(Beginning of STORED DATA)

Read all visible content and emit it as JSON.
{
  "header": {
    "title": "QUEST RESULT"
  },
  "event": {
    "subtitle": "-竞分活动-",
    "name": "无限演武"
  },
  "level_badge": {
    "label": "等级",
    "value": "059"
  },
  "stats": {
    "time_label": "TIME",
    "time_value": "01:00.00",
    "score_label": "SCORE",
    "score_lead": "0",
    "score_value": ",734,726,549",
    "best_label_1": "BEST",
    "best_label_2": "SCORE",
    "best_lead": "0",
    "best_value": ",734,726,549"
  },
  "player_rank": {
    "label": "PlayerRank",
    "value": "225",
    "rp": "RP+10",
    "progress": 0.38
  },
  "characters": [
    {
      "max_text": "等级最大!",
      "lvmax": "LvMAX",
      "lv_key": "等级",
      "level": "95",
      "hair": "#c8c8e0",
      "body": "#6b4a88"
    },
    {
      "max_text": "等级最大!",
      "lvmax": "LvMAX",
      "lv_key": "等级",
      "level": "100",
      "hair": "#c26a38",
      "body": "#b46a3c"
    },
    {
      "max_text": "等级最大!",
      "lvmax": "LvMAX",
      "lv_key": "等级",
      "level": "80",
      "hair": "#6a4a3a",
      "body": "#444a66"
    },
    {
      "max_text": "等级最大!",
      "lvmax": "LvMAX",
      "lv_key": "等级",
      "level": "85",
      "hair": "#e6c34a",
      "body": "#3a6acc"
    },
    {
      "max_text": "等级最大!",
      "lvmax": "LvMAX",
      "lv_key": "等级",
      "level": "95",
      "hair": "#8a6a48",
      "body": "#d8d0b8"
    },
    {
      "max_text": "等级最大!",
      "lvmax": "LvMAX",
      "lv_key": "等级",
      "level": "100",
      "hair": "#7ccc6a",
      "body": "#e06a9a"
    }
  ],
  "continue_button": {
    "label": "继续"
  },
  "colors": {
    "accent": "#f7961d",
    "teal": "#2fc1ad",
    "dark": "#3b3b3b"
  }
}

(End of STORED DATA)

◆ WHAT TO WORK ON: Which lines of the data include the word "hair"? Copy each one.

◆ EXPECTED OUTPUT:
      "hair": "#c8c8e0",
      "hair": "#c26a38",
      "hair": "#6a4a3a",
      "hair": "#e6c34a",
      "hair": "#8a6a48",
      "hair": "#7ccc6a",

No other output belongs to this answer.